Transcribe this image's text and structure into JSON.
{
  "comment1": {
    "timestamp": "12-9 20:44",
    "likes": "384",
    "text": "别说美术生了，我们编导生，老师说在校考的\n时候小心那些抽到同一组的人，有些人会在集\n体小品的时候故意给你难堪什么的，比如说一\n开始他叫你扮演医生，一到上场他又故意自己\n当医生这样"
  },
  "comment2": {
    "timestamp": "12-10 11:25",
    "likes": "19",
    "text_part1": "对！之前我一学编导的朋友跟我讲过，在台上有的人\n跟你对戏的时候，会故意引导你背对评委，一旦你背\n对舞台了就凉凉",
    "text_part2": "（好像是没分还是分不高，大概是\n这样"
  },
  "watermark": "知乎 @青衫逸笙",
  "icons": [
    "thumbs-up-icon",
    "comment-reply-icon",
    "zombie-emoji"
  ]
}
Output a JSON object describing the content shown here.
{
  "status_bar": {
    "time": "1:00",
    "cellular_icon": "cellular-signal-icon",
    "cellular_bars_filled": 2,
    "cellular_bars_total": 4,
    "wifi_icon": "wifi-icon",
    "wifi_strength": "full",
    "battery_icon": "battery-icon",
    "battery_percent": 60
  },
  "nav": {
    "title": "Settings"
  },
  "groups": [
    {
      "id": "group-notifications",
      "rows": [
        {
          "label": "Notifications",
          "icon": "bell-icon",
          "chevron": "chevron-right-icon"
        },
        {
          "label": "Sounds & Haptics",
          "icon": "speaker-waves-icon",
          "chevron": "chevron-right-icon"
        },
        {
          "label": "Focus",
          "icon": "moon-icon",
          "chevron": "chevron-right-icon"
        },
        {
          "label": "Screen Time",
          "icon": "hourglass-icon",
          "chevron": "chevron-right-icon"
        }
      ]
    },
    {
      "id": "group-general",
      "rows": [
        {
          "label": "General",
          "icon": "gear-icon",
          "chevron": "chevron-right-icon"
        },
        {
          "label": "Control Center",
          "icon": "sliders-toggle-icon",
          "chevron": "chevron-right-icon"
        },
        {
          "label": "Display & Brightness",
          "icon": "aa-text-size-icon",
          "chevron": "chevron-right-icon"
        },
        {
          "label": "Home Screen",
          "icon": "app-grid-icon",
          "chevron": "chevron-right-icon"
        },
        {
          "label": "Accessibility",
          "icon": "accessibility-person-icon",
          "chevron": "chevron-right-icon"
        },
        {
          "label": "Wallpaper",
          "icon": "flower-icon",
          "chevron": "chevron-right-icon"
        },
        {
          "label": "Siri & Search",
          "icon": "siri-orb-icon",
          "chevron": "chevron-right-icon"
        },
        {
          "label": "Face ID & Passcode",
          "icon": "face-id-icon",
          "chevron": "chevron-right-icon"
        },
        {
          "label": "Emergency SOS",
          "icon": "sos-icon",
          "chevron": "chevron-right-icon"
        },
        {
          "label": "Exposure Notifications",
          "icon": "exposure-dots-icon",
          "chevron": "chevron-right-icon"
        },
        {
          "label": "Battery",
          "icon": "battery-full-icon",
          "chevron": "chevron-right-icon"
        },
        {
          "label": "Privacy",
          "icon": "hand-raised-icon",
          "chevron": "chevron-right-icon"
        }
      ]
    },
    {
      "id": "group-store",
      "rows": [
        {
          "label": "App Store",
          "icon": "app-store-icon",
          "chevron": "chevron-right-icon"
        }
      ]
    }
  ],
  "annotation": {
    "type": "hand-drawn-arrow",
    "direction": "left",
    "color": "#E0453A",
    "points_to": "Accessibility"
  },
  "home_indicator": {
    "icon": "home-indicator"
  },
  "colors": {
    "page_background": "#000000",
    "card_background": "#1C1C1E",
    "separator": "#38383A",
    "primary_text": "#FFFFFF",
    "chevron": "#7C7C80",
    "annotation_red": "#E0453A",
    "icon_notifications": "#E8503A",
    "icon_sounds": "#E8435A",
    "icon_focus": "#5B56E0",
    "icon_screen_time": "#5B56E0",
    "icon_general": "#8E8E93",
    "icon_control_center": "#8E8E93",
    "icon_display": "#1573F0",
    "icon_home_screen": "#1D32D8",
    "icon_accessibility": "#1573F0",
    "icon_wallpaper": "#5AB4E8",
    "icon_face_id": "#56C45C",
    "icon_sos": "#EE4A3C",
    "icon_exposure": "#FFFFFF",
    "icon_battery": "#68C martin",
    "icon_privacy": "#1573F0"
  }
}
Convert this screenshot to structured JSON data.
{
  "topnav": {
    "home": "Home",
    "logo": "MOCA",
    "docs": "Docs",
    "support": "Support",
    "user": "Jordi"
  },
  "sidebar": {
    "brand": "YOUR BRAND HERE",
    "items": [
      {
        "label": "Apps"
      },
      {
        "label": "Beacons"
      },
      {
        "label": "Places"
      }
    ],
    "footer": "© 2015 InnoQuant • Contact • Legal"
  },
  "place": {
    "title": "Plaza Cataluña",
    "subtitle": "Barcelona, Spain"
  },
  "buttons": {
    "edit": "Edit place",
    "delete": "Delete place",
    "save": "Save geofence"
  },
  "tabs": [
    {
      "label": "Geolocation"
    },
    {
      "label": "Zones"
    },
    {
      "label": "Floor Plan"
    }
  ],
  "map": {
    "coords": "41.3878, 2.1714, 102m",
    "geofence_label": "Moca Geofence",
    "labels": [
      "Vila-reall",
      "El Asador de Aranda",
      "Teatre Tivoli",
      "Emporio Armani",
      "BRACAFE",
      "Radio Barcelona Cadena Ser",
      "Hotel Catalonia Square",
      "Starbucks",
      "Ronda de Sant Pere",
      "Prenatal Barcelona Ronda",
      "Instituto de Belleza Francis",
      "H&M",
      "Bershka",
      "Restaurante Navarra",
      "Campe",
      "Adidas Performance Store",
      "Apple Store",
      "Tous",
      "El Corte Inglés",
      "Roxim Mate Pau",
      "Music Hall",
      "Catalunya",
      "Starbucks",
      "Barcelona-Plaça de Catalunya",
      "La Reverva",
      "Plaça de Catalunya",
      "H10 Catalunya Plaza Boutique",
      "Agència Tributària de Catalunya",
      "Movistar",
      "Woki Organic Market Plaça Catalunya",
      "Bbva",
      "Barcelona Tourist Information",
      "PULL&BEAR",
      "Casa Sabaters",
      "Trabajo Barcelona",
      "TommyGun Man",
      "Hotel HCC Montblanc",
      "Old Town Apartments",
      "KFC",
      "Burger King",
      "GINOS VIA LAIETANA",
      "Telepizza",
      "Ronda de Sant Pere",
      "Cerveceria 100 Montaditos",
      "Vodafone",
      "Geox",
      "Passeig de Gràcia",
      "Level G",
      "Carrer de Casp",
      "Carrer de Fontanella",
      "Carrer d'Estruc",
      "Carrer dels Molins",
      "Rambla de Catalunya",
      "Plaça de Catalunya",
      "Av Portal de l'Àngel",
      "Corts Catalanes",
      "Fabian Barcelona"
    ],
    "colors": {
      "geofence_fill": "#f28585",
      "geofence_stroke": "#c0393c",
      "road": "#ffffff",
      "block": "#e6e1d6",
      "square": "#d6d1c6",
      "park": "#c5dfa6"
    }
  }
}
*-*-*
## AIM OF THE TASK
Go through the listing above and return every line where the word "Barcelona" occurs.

## YOUR RESPONSE
    "subtitle": "Barcelona, Spain"
      "Radio Barcelona Cadena Ser",
      "Prenatal Barcelona Ronda",
      "Barcelona-Plaça de Catalunya",
      "Barcelona Tourist Information",
      "Trabajo Barcelona",
      "Fabian Barcelona"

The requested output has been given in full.